2. Tarnopolsky M. “Protein Requirements for Endurance Athletes.” Nutrition 2004;20:662–668
3. Meredith CN, Zackin MJ, Frontera WR, Evans WJ. Dietary protein requirements and body protein metabolism in endurance trained men. J Appl Physiol. 1989;66(6) 2850-6.
4. Campbell B, Kreider R, Ziegenfuss T, et al. “International Society of Sports Nutrition Position Stand: Protein and Exercise.” Journal of the International Society of Sports Nutrition 2007, 4:8
5. Blomstrand E: A role for branched-chain amino acids in reducing central fatigue.
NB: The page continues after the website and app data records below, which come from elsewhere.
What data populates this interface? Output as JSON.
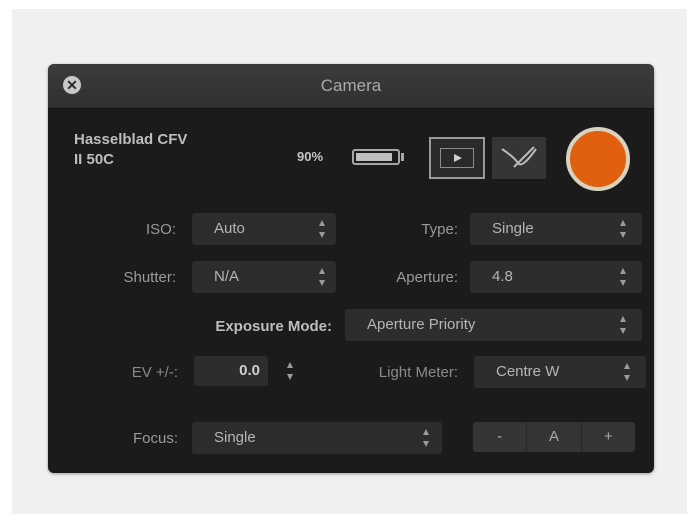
{
  "window": {
    "title": "Camera"
  },
  "camera": {
    "name_line1": "Hasselblad CFV",
    "name_line2": "II 50C",
    "battery_pct": "90%",
    "battery_level": 0.9
  },
  "settings": {
    "iso": {
      "label": "ISO:",
      "value": "Auto"
    },
    "type": {
      "label": "Type:",
      "value": "Single"
    },
    "shutter": {
      "label": "Shutter:",
      "value": "N/A"
    },
    "aperture": {
      "label": "Aperture:",
      "value": "4.8"
    },
    "exposure_mode": {
      "label": "Exposure Mode:",
      "value": "Aperture Priority"
    },
    "ev": {
      "label": "EV +/-:",
      "value": "0.0"
    },
    "light_meter": {
      "label": "Light Meter:",
      "value": "Centre W"
    },
    "focus": {
      "label": "Focus:",
      "value": "Single"
    },
    "focus_buttons": {
      "minus": "-",
      "auto": "A",
      "plus": "+"
    }
  },
  "colors": {
    "record": "#e06010",
    "window_bg": "#1b1b1b"
  },
  "icons": [
    "close-icon",
    "play-icon",
    "curve-icon",
    "battery-icon",
    "record-button"
  ]
}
J Nutr 2006, 136(2):544S-547S.
6. Tarnopolsky MA, Bosman M, Macdonald JR, et al. “Postexercise protein-carbohydrate supplements increase muscle glycogen in men and women. J. Appl. Physiol. 83(6): 1877– 1883, 1997.
7. Blomstrand E, Saltin B. BCAA intake affects protein metabolism in muscle after but not during exercise in humans. Am J Physiol Endocrinol Metab. 2001 Aug;281(2):E365-74.
8. Newsholme EA, Blomstrand E. Branched-chain amino acids and central fatigue. J Nutr. 2006 Jan;136(1 Suppl):274S-6S.
9. Yamamoto T, Azechi H, Board M. Essential role of excessive tryptophan and its neurometabolites in fatigue. Can J Neurol Sci. 2012 Jan;39(1):40-7.
10. Blomstrand E. Amino acids and central fatigue. Amino Acids. 2001;20(1):25-34.
11. Nybo L, Nielsen B, Blomstrand E, Moller K, Secher N. Neurohumoral responses during prolonged exercise in humans. J Appl Physiol (1985). 2003 Sep;95(3):1125-31.
12. Watson P, Shirreffs SM, Maughan RJ. The effect of acute branched-chain amino acid supplementation on prolonged exercise capacity in a warm environment. Eur J Appl Physiol. 2004 Dec;93(3):306-14.
13. Mutch BJ, Banister EW. Ammonia metabolism in exercise and fatigue: a review. Med Sci Sports Exerc. 1983;15(1):41-50.
14. Yamamoto T, Azechi H, Board M. Essential role of excessive tryptophan and its neurometabolites in fatigue. Can J Neurol Sci. 2012 Jan;39(1):40-7.
15. Meeusen R, Watson P, Hasegawa H, Roelands B, Piacentini MF. Central fatigue: the serotonin hypothesis and beyond. Sports Med. 2006;36(10):881-909.
16. van Hall G, Raaymakers J S, Saris W H, and Wagenmakers A J. Ingestion of branched-chain amino acids and tryptophan during sustained exercise in man: failure to affect performance. J Physiol. 1995 Aug 1; 486(Pt 3): 789–794.
17. Mittleman KD, Ricci MR, Bailey SP (1998) Branched-chain amino acids prolong exercise during heat stress in men and women. Med Sci Sports Exerc 30:83–91
18. Claghorn GC, Fonseca IA, Thompson Z, Barber C, Garland T Jr. Serotonin-mediated central fatigue underlies increased endurance capacity in mice from lines selectively bred for high voluntary wheel running. Physiol Behav. 2016 Jul 1;161:145-54.